Volume 90, Issue 61

Tuesday, January 14, 1997



Burns-ed out

The laying off of Mike Burns from his position of executive director of the Ontario Undergraduate Student Alliance leaves a bad taste in the mouths of many students who have followed the rise of Western's provincial lobby group and has many choking on some unanswered questions.

Despite being discarded like a piece of used furniture, Burns is still amiable about the breakup from his project of two-and-a-half years and the general consensus is that the split is mutually beneficial and life will go on.

Yes, the sun will rise tomorrow, but the potential damage this early dismissal could cause is vast.

Simply put, by relieving the provincial lobby group of its executive director the member schools have effectively forced OUSA into a holding pattern until an interim director can be found. That person being effectively a lame duck until a permanent director is hired after Burns' contract was supposed to be up.

Eliminating Burns will free up some money so that the end-of-the-year books will look a little better on paper. But there are certain intangibles which cannot be measured by the bottom line.

Most importantly there is the cost to the reputation of the lobby group.

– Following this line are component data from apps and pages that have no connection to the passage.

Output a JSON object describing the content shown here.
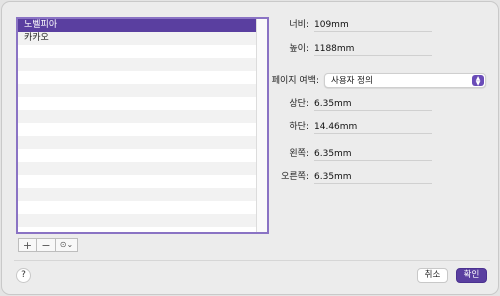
{
  "list": {
    "items": [
      {
        "label": "노벨피아",
        "selected": true
      },
      {
        "label": "카카오",
        "selected": false
      }
    ]
  },
  "toolbar": {
    "add_label": "+",
    "remove_label": "−",
    "action_label": "⊙⌄"
  },
  "form": {
    "width_label": "너비:",
    "width_value": "109mm",
    "height_label": "높이:",
    "height_value": "1188mm",
    "margins_label": "페이지 여백:",
    "margins_value": "사용자 정의",
    "top_label": "상단:",
    "top_value": "6.35mm",
    "bottom_label": "하단:",
    "bottom_value": "14.46mm",
    "left_label": "왼쪽:",
    "left_value": "6.35mm",
    "right_label": "오른쪽:",
    "right_value": "6.35mm"
  },
  "footer": {
    "help_label": "?",
    "cancel_label": "취소",
    "ok_label": "확인"
  },
  "colors": {
    "accent": "#5a3fa0",
    "list_border": "#8a73c4"
  }
}
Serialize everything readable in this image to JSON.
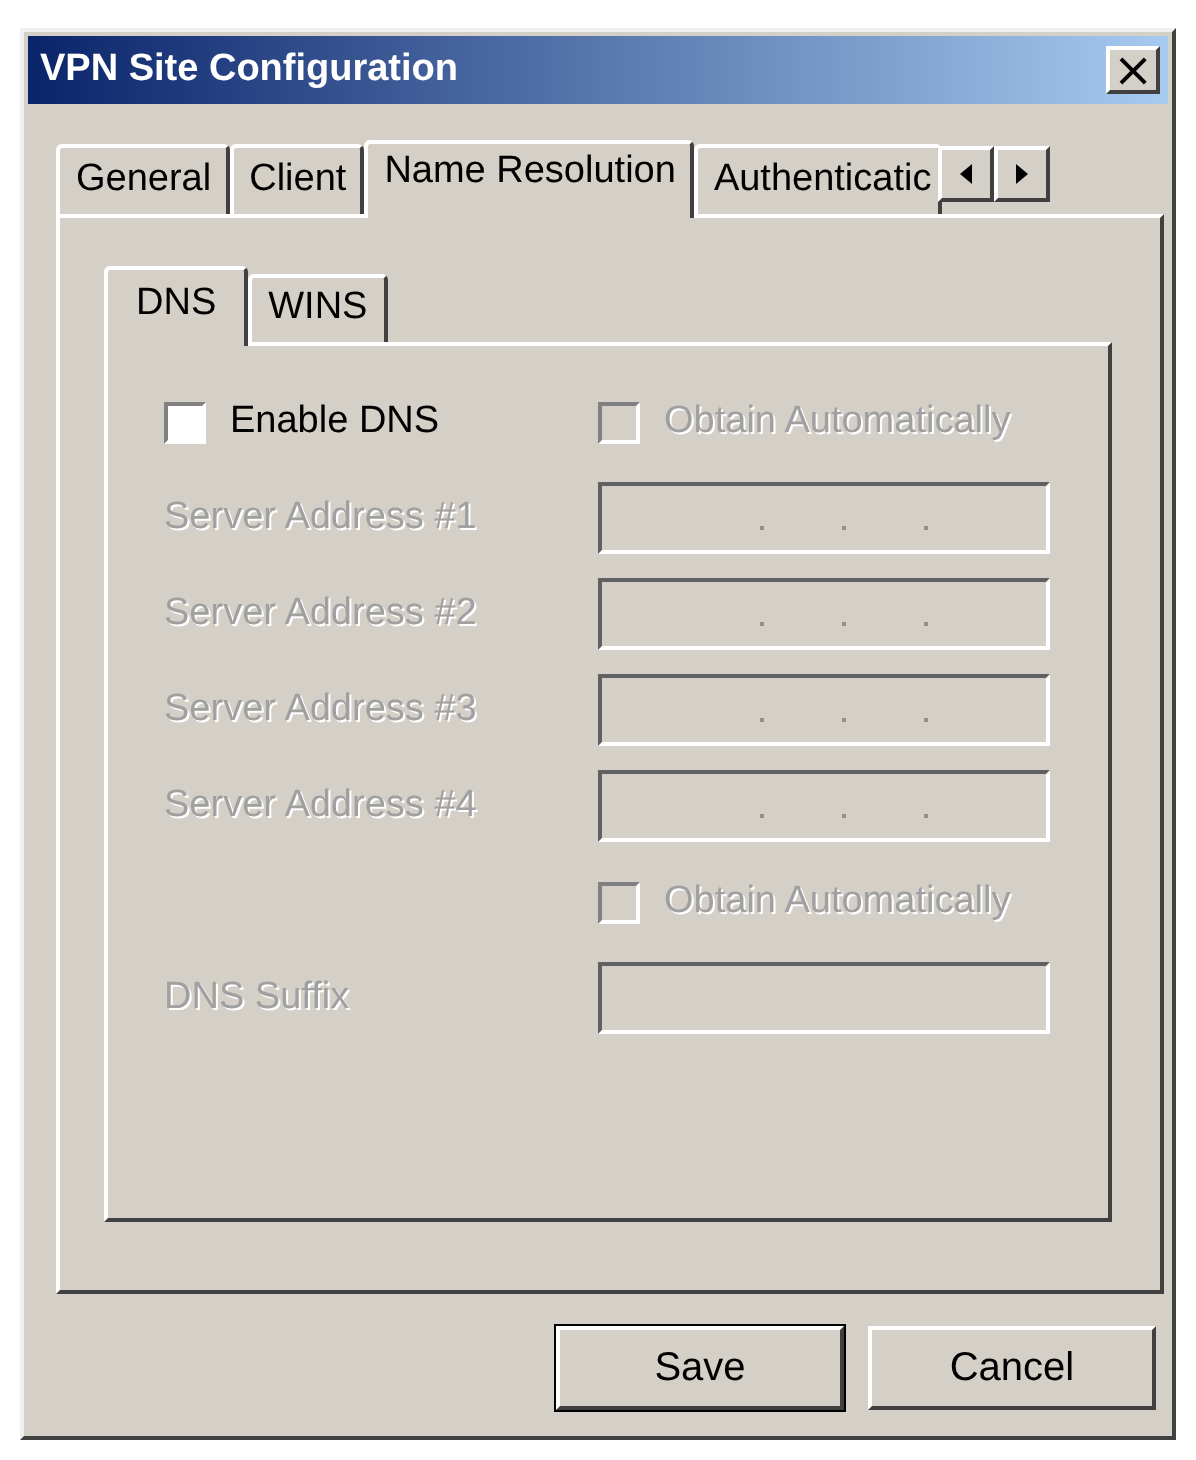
{
  "window": {
    "title": "VPN Site Configuration",
    "close": "×"
  },
  "tabs": [
    {
      "label": "General",
      "selected": false
    },
    {
      "label": "Client",
      "selected": false
    },
    {
      "label": "Name Resolution",
      "selected": true
    },
    {
      "label": "Authenticatic",
      "selected": false
    }
  ],
  "subtabs": [
    {
      "label": "DNS",
      "selected": true
    },
    {
      "label": "WINS",
      "selected": false
    }
  ],
  "rows": [
    {
      "kind": "checkboxes",
      "label": "Enable DNS",
      "checked": false,
      "disabled": false,
      "right": {
        "label": "Obtain Automatically",
        "checked": false,
        "disabled": true
      }
    },
    {
      "kind": "ip",
      "label": "Server Address #1",
      "disabled": true
    },
    {
      "kind": "ip",
      "label": "Server Address #2",
      "disabled": true
    },
    {
      "kind": "ip",
      "label": "Server Address #3",
      "disabled": true
    },
    {
      "kind": "ip",
      "label": "Server Address #4",
      "disabled": true
    },
    {
      "kind": "checkbox-right",
      "label": "Obtain Automatically",
      "checked": false,
      "disabled": true
    },
    {
      "kind": "text",
      "label": "DNS Suffix",
      "disabled": true
    }
  ],
  "buttons": [
    {
      "label": "Save",
      "default": true
    },
    {
      "label": "Cancel",
      "default": false
    }
  ]
}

The fact that the word money is now being attached to the organization will undoubtedly cause some trepidation not only amongst the organization's members but also amongst those who may be considering joining the club.

For a group that wants other schools to join the fray, and is actively pursuing the University of Windsor, they are using an interesting technique to woo interested parties into the fold.

What students are looking for is strong leadership, especially at a time where universities have been given a one-year reprieve in transfer payments. This is the time to take action and not to waste the opportunity given.

However, by dismissing Burns and using financial justifications OUSA's member school's have done far more harm than good.

Despite any rhetoric or justifications the members choose to give, the move reeks of amateurism and can be perceived as meaning the organization is in turmoil.

When students look for representation they want to be given the assurances that what they're pledging allegiance to is the closest thing to a sure thing that's available.

Burns and OUSA's separation only serves to raise doubts in students' minds and undermines any solid work the organization has done in the past couple of years.

To Contact The Editorial Department: gazed@julian.uwo.ca